Reliably Austin
Play Live Radio
Next Up:
0:00 0:00
Available On Air Stations
Streaming troubles? We've made changes. Please click here on for more information.

What If Texas Ended Its Reliance On Highways … And Even Tore Them Down?

Traffic on Interstate 35 in Austin.
Gabriel C. Pérez/KUT
Traffic on Interstate 35 in Austin.

From Texas Standard:

It’s something many Texans are all too familiar with: highway traffic. The typical solution for easing traffic is to add more lanes, or build entirely new highways.

But a new article in The Texas Observer indicates there’s evidence highway expansion leads to even more road congestion.

“For decades we’ve sort of known, as you add more capacity to a roadway, it seems to just fill up almost immediately,” said the Observer’s Executive Editor Megan Kimble. “That’s what happened with the Katy Freeway in Houston after an expansion was finished; traffic actually got worse.”

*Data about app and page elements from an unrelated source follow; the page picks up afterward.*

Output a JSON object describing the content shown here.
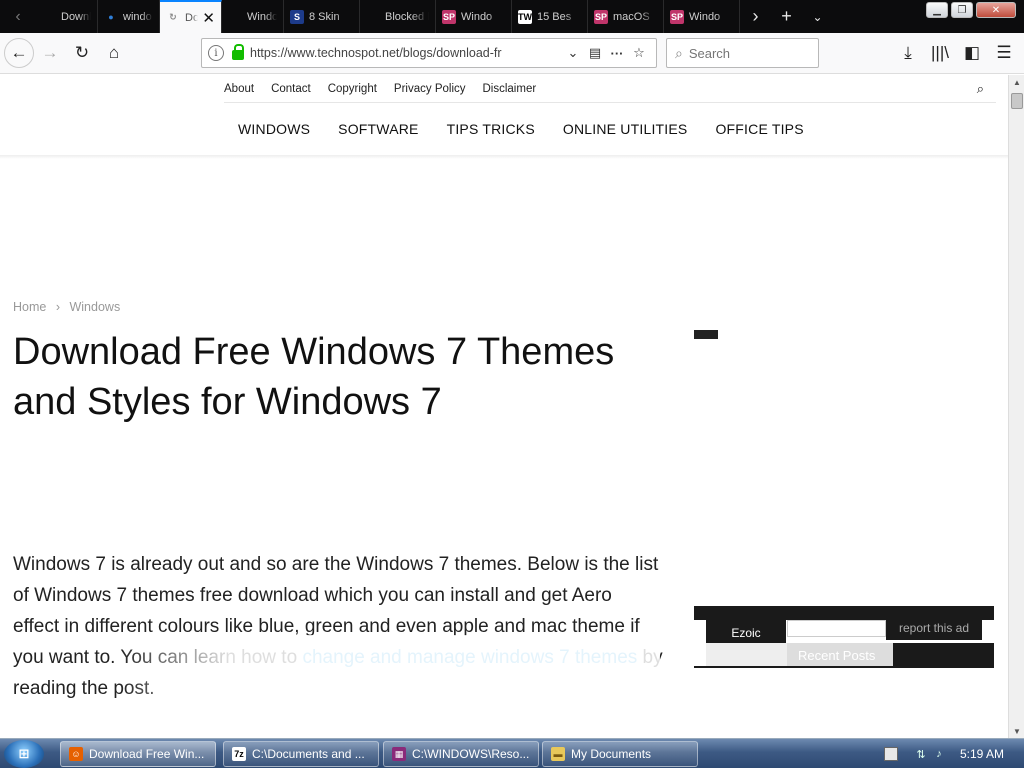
{
  "browser": {
    "tabs": [
      {
        "title": "Downl",
        "favicon": "blank",
        "active": false
      },
      {
        "title": "windo",
        "favicon": "blue-dot",
        "active": false
      },
      {
        "title": "Do",
        "favicon": "loading",
        "active": true
      },
      {
        "title": "Windo",
        "favicon": "blank",
        "active": false
      },
      {
        "title": "8 Skin",
        "favicon": "s-logo",
        "active": false
      },
      {
        "title": "Blocked by",
        "favicon": "blank",
        "active": false
      },
      {
        "title": "Windo",
        "favicon": "sp-logo",
        "active": false
      },
      {
        "title": "15 Bes",
        "favicon": "tw-logo",
        "active": false
      },
      {
        "title": "macOS",
        "favicon": "sp-logo",
        "active": false
      },
      {
        "title": "Windo",
        "favicon": "sp-logo",
        "active": false
      }
    ],
    "url": "https://www.technospot.net/blogs/download-fr",
    "url_domain": "www.technospot.net",
    "search_placeholder": "Search",
    "accent": "#0a84ff",
    "lock_color": "#12bc00"
  },
  "site": {
    "top_links": [
      "About",
      "Contact",
      "Copyright",
      "Privacy Policy",
      "Disclaimer"
    ],
    "main_nav": [
      "WINDOWS",
      "SOFTWARE",
      "TIPS TRICKS",
      "ONLINE UTILITIES",
      "OFFICE TIPS"
    ],
    "breadcrumb": [
      "Home",
      "›",
      "Windows"
    ],
    "title": "Download Free Windows 7 Themes and Styles for Windows 7",
    "body_parts": [
      {
        "text": "Windows 7 is already out and so are the Windows 7 themes. Below is the list of  Windows 7 themes free download which you can install and get Aero effect in different colours like blue, green and even apple and mac theme if you want to. You can learn how to ",
        "link": false
      },
      {
        "text": "change and manage windows 7 themes",
        "link": true
      },
      {
        "text": " by reading the post.",
        "link": false
      }
    ],
    "link_color": "#4db2ec",
    "ad": {
      "ezoic_label": "Ezoic",
      "report_label": "report this ad",
      "recent_posts": "Recent Posts"
    }
  },
  "taskbar": {
    "items": [
      {
        "label": "Download Free Win...",
        "icon": "firefox-icon",
        "active": true
      },
      {
        "label": "C:\\Documents and ...",
        "icon": "7zip-icon",
        "active": false
      },
      {
        "label": "C:\\WINDOWS\\Reso...",
        "icon": "archive-icon",
        "active": false
      },
      {
        "label": "My Documents",
        "icon": "folder-icon",
        "active": false
      }
    ],
    "clock": "5:19 AM"
  }
}
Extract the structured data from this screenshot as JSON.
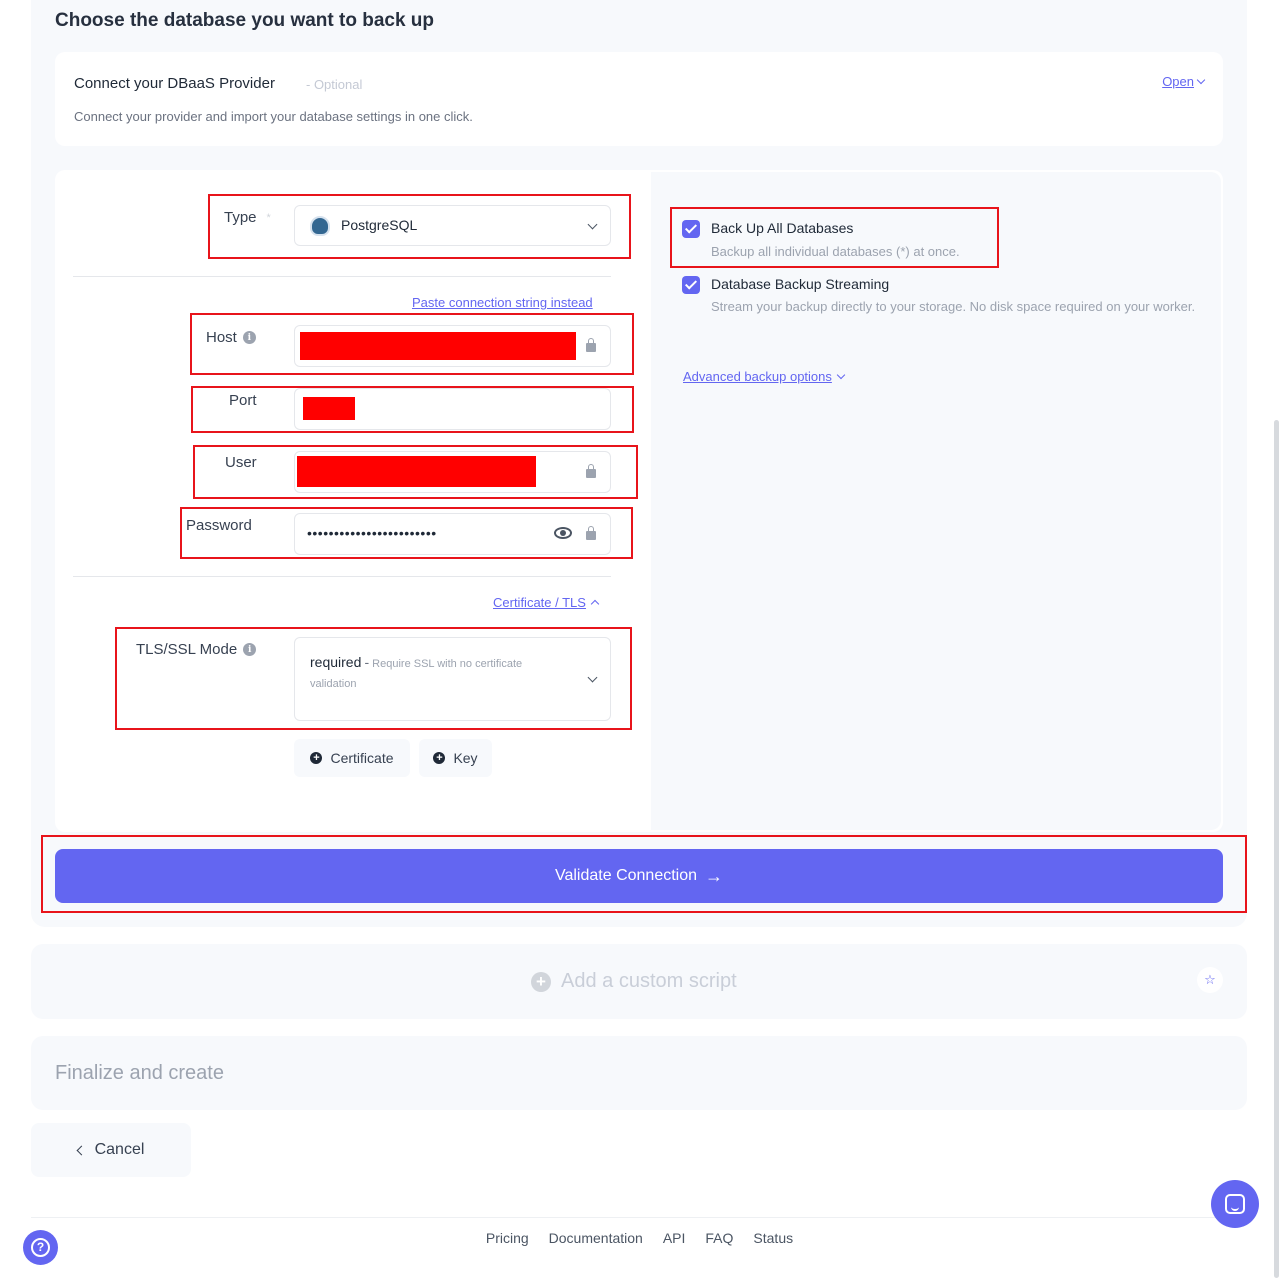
{
  "section": {
    "title": "Choose the database you want to back up"
  },
  "dbaas": {
    "title": "Connect your DBaaS Provider",
    "optional": "- Optional",
    "description": "Connect your provider and import your database settings in one click.",
    "open_label": "Open"
  },
  "form": {
    "type_label": "Type",
    "type_required": "*",
    "type_value": "PostgreSQL",
    "paste_link": "Paste connection string instead",
    "host_label": "Host",
    "port_label": "Port",
    "user_label": "User",
    "password_label": "Password",
    "password_value": "••••••••••••••••••••••••",
    "cert_tls_link": "Certificate / TLS",
    "tls_label": "TLS/SSL Mode",
    "tls_value": "required",
    "tls_separator": "-",
    "tls_desc": "Require SSL with no certificate validation",
    "certificate_btn": "Certificate",
    "key_btn": "Key"
  },
  "options": {
    "backup_all_title": "Back Up All Databases",
    "backup_all_desc": "Backup all individual databases (*) at once.",
    "backup_all_checked": true,
    "streaming_title": "Database Backup Streaming",
    "streaming_desc": "Stream your backup directly to your storage. No disk space required on your worker.",
    "streaming_checked": true,
    "advanced_link": "Advanced backup options"
  },
  "validate_button": "Validate Connection",
  "custom_script": {
    "label": "Add a custom script"
  },
  "finalize": {
    "title": "Finalize and create"
  },
  "cancel_button": "Cancel",
  "footer": {
    "links": [
      "Pricing",
      "Documentation",
      "API",
      "FAQ",
      "Status"
    ]
  },
  "colors": {
    "accent": "#6366f1",
    "highlight": "#e8141b",
    "redaction": "#ff0000"
  }
}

One alternative solutions? Tearing down Texas highways.

RELATED: Feds Put Houston’s I-45 Expansion Project On Hold

“A lot of people have modeled it, and some of that traffic will simply disappear,” Kimble said. “People will stop taking discretionary trips. And also, our surface-street network can actually absorb a lot more traffic than we think it can.”

Kimble says this isn’t a completely new idea. One well-known example of highway removal happened after the 1989 Loma Prieta earthquake near San Fransisco.

“[It] destroyed a stretch of highway there, the Embarcadero Freeway,” she said. “And while city leaders sort of wondered what to do, people just sort of maneuvered around it and got where they needed to go. And so the city decided to just remove that highway.”

There are dozens of cities across the country right now considering tearing down highways, Kimble says.

And as with most highways constructed across the United States, Texas’ highways have historically been built through or separating predominantly Black and Hispanic communities.

“Planners deliberately put highways through those areas, and in the process they demolish many, many homes. So, one professor says an estimated 37,000 homes a year were demolished between 1950 in 1960. So we’re talking about half-a-million people across the country lost their homes because of highway construction,” Kimble said.

And this isn’t just a problem that happened 60 years go; it continues today. Under the Biden administration, the plan to expand Interstate 45 in Houston is currently on hold. The Federal Highway Administration is looking into civil rights complaints based on the predominantly Black and Hispanic people in the communities that proposed new stretches of I-45 would cut through.

This story has been updated to correct the name of the freeway to Interstate 45, instead of Interstate 40.

If you found the reporting above valuable, please consider making a donation to support it here. Your gift helps pay for everything you find on and Thanks for donating today.

Kristen Cabrera is a graduate of the Salt Institute for Documentary Studies in Portland, Maine, where she saw snow for the first time and walked a mile through a blizzard. A native of the Rio Grande Valley, she graduated from the University of Texas-Pan American (now UTRGV) and is a former KUT News intern. She has been working as a freelance audio producer, writer and podcaster. Email her:
Related Content